Online Learning Resources



Online Learning Resources

Tips, resources, downloads, and strategies to help navigate online learning at Creighton.


Tips for Success in Online Classes

Treat It Like an In-Person Class

For online courses that don’t meet synchronously, it’s important to create a routine, just like you would if you were going to class in-person. Set a time on your calendar when you’ll “go to class,” then “go to class” at that time! It may seem silly, but it will make a big difference in your motivation and productivity.

Have a Dedicated Study Space

Having a dedicated study space will help you stay focused when it’s time to study and disconnect when it isn’t. For more detailed advice on creating a study space, check out this guide.

Take Notes

It can be tempting to skip taking notes when all of the information is available online – you can just refer back to it when it’s time to do homework or study for an exam…right? While having all the class info online can be helpful, the real benefit of taking notes is that it helps you engage with the material and put it in your own words, which boosts your comprehension and retention. One step better? Take notes by hand!

Check Your Email Regularly

BlueLine notifications and faculty communications all go to your Creighton email.
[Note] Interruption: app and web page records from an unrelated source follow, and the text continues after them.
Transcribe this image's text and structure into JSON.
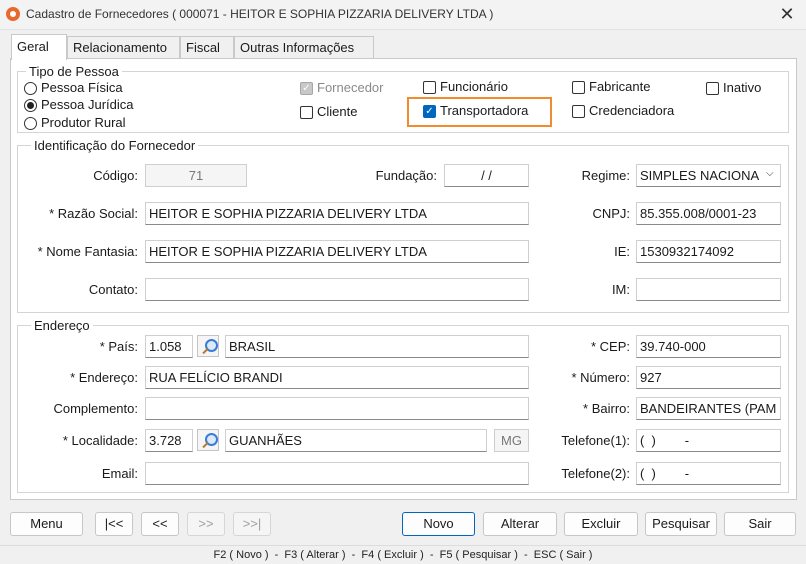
{
  "window": {
    "title": "Cadastro de Fornecedores ( 000071 - HEITOR E SOPHIA PIZZARIA DELIVERY LTDA )",
    "close_glyph": "✕"
  },
  "tabs": [
    {
      "label": "Geral"
    },
    {
      "label": "Relacionamento"
    },
    {
      "label": "Fiscal"
    },
    {
      "label": "Outras Informações"
    }
  ],
  "tipo_pessoa": {
    "legend": "Tipo de Pessoa",
    "options": [
      {
        "label": "Pessoa Física",
        "selected": false
      },
      {
        "label": "Pessoa Jurídica",
        "selected": true
      },
      {
        "label": "Produtor Rural",
        "selected": false
      }
    ]
  },
  "checks": {
    "fornecedor": {
      "label": "Fornecedor",
      "checked": true,
      "disabled": true
    },
    "cliente": {
      "label": "Cliente",
      "checked": false
    },
    "funcionario": {
      "label": "Funcionário",
      "checked": false
    },
    "transportadora": {
      "label": "Transportadora",
      "checked": true
    },
    "fabricante": {
      "label": "Fabricante",
      "checked": false
    },
    "credenciadora": {
      "label": "Credenciadora",
      "checked": false
    },
    "inativo": {
      "label": "Inativo",
      "checked": false
    }
  },
  "identificacao": {
    "legend": "Identificação do Fornecedor",
    "codigo_label": "Código:",
    "codigo": "71",
    "fundacao_label": "Fundação:",
    "fundacao": " /  /",
    "regime_label": "Regime:",
    "regime": "SIMPLES NACIONA",
    "razao_label": "* Razão Social:",
    "razao": "HEITOR E SOPHIA PIZZARIA DELIVERY LTDA",
    "cnpj_label": "CNPJ:",
    "cnpj": "85.355.008/0001-23",
    "fantasia_label": "* Nome Fantasia:",
    "fantasia": "HEITOR E SOPHIA PIZZARIA DELIVERY LTDA",
    "ie_label": "IE:",
    "ie": "1530932174092",
    "contato_label": "Contato:",
    "contato": "",
    "im_label": "IM:",
    "im": ""
  },
  "endereco": {
    "legend": "Endereço",
    "pais_label": "* País:",
    "pais_codigo": "1.058",
    "pais_nome": "BRASIL",
    "cep_label": "* CEP:",
    "cep": "39.740-000",
    "endereco_label": "* Endereço:",
    "endereco": "RUA FELÍCIO BRANDI",
    "numero_label": "* Número:",
    "numero": "927",
    "complemento_label": "Complemento:",
    "complemento": "",
    "bairro_label": "* Bairro:",
    "bairro": "BANDEIRANTES (PAM",
    "localidade_label": "* Localidade:",
    "localidade_codigo": "3.728",
    "localidade_nome": "GUANHÃES",
    "uf": "MG",
    "telefone1_label": "Telefone(1):",
    "telefone1": "(  )        -",
    "email_label": "Email:",
    "email": "",
    "telefone2_label": "Telefone(2):",
    "telefone2": "(  )        -"
  },
  "buttons": {
    "menu": "Menu",
    "first": "|<<",
    "prev": "<<",
    "next": ">>",
    "last": ">>|",
    "novo": "Novo",
    "alterar": "Alterar",
    "excluir": "Excluir",
    "pesquisar": "Pesquisar",
    "sair": "Sair"
  },
  "statusbar": "F2 ( Novo )  -  F3 ( Alterar )  -  F4 ( Excluir )  -  F5 ( Pesquisar )  -  ESC ( Sair )",
  "icons": {
    "check": "✓",
    "dropdown": "⌵"
  },
  "colors": {
    "highlight": "#f28a2e",
    "accent": "#0067c0",
    "app_icon": "#e8692e"
  }
}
Add it as an email account on your mobile device and install Outlook on your computer and check your email regularly.

Add Your BlueLine Course Calendars to Outlook

Every Creighton student receives a free copy of Microsoft Office, which includes Outlook, the university’s official calendar/email/communication plattform. You can also subscribe to the BlueLine calendar (in BlueLine) to add all your course assignments, events, and to dos to your Outlook calendar. This is one of the simplest and most effective ways to stay on top of your semester. Not into online calendars? Download and fill out our Weekly/Hourly Calendar or our campus-favorite Semester-at-a-Glance calendar by hand.

Form Virtual Study Groups

Face-to-face study groups are great, but virtual study groups can be just as effective! Either in class or in the online discussion forum, ask if any classmates want to study together over Microsoft Teams, Zoom, or whatever platform you prefer – you may be surprised by the interest! Once you’ve found some study partners, try to meet with them at the same time(s) each week. This way, you’ll get the learning benefits of studying in a group and have someone to hold you accountable.

Always Save Your Work

If you’re used to saving your work to your local computer, you might want to consider saving it to the cloud as well. This offers a stress-saving level of protection if anything were to happen to your computer, and it doesn’t have to cost a penny! Take advantage of resources like One Drive or Google Drive to help you be prepared in case disaster strikes.

Be Active in Your BlueLine Courses

The BlueLine site for each of your courses is like an extension of the classroom, so visit it often! In addition to completing assignments, discussions, quizzes, and exams, you’ll use BlueLine to keep up with due dates, read announcements, check grades, and interact with your professor. When in doubt, CHECK BLUELINE!

Get Help Before You Fall Behind

No one likes the feeling of falling behind. Luckily, Creighton’s proactive approach to academic support puts the resources you need to be successful right at your fingertips – it’s all online!

  • Connect with your instructors through email and office hours. The idea of talking to a faculty member might be scary, but you can do it anyway – and you should! Professors are usually impressed with students who take responsibility for their own success and learning. In fact, most professors believe that the better students seek extra help, and they often wonder why more students don’t take advantage of the opportunity to talk with them. Professors are best suited to clarify assignment details, offer feedback on past exams, and help you understand course concepts.
  • Make a tutoring/Writing Center/Comm Center appointment. If you’re not getting the grades you’d like, are struggling to understand course material, or just want to understand better, make an appointment with an Academic Success tutor. Have a paper to write? Tutors in the Writing Center are available to help with every step of the writing process. If public speaking is challenging, you’re not alone! Make an appointment with the Communication Center for help with organization, delivery, and everything in between.
  • Visit an Academic Coach. Academic coaches are a great resource for students looking for help with test anxiety, study skills, time management, etc. An academic coach can talk about your unique needs and provide concrete tips and tools to help you find a path to success.

Productivity Apps

There are a large number of applications that can help a student stay on track during the semester. Here are just a few that you might consider.